Naturally, you people will be very much surprised to learn that I am located in the far away country of Iran – a country that to us is school was known as Persia. Can you imagine being so far away from all my loved ones and friends at home? However, you may be interested to know that things aren’t too bad – they could be a whole lot worse. Of course I am not permitted to tell too much about the things over here, although I am happy to inform you that the training I received at Bryant is certainly helping very much.
As for this country of Iran, well I must say it is rather peculiar in comparison to what we Americans are used to back in the states. Some of the cities and towns resemble cities and towns back home, but most of the resemblance is on the surface. Although there are many semi-modern buildings and streets, the contrast between modern and medieval is sometimes very striking. You all have seen, I am certain, those long caravans of camels in moving pictures or in books that definitely are associated with the Middle East. Well it is not an uncommon sight to see just such a train wandering down one of the main streets hereabouts. And more often we soldiers get a glimpse of two or three small burros plodding along with a load of sticks, or whatever else could be loaded on a burro’s back, all while dodging in and out of the varied traffic whizzing by. Street cars, subways, and the like are unheard of hereabouts, but there are plenty of automobiles – in fact you would be surprised at the number over here.

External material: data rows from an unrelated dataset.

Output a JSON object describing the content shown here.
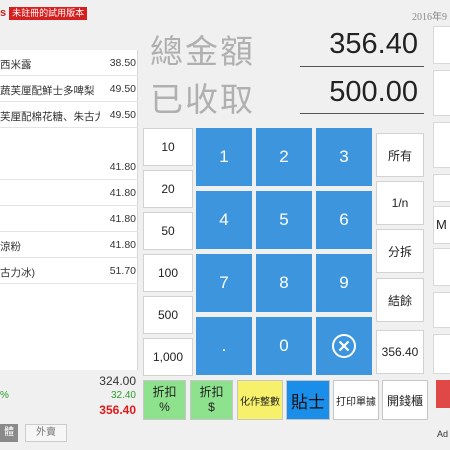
{
  "header": {
    "badge_letter": "s",
    "trial_badge": "未註冊的試用版本",
    "date": "2016年9"
  },
  "orders": [
    {
      "name": "西米露",
      "price": "38.50"
    },
    {
      "name": "蔬芙厘配鮮士多啤梨",
      "price": "49.50"
    },
    {
      "name": "芙厘配棉花糖、朱古力",
      "price": "49.50"
    },
    {
      "name": "",
      "price": "41.80"
    },
    {
      "name": "",
      "price": "41.80"
    },
    {
      "name": "",
      "price": "41.80"
    },
    {
      "name": "涼粉",
      "price": "41.80"
    },
    {
      "name": "古力冰)",
      "price": "51.70"
    }
  ],
  "summary": {
    "subtotal": "324.00",
    "percent_mark": "%",
    "discount": "32.40",
    "total": "356.40"
  },
  "tabs": {
    "dine_in": "體",
    "takeout": "外賣"
  },
  "display": {
    "total_label": "總金額",
    "total_amount": "356.40",
    "received_label": "已收取",
    "received_amount": "500.00"
  },
  "quick_amounts": [
    "10",
    "20",
    "50",
    "100",
    "500",
    "1,000"
  ],
  "keypad": {
    "k1": "1",
    "k2": "2",
    "k3": "3",
    "k4": "4",
    "k5": "5",
    "k6": "6",
    "k7": "7",
    "k8": "8",
    "k9": "9",
    "dot": ".",
    "k0": "0"
  },
  "side_buttons": {
    "all": "所有",
    "one_nth": "1/n",
    "split": "分拆",
    "balance": "結餘",
    "amount": "356.40"
  },
  "bottom_buttons": {
    "discount_percent_line1": "折扣",
    "discount_percent_line2": "%",
    "discount_amount_line1": "折扣",
    "discount_amount_line2": "$",
    "round_off": "化作整數",
    "tip": "貼士",
    "print_receipt": "打印單據",
    "open_drawer": "開錢櫃"
  },
  "right_strip": {
    "m_label": "M",
    "ad_label": "Ad"
  },
  "colors": {
    "keypad_blue": "#3d95de",
    "discount_green": "#8ee28e",
    "round_yellow": "#f6f06a",
    "tip_blue": "#1a8ee8",
    "total_red": "#e01a1a",
    "trial_red": "#d62020"
  }
}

As for principal means of public transportation, we find the horse drawn carriage – better known to we soldiers as the “droschky”. They are a common sight throughout the Middle East, and perhaps you have seen pictures of them sometime or other. However, the main fault we Americans find with these “droschkys” is the fact that the driver rarely understands English, especially when on tires to tell him his fee is too high. All in all, though, it does tend to break the monotony - if you get what I mean. Thanks again for your kindness, and write soon.
A Bryant Alumnus,
John W. Gorman, Jr.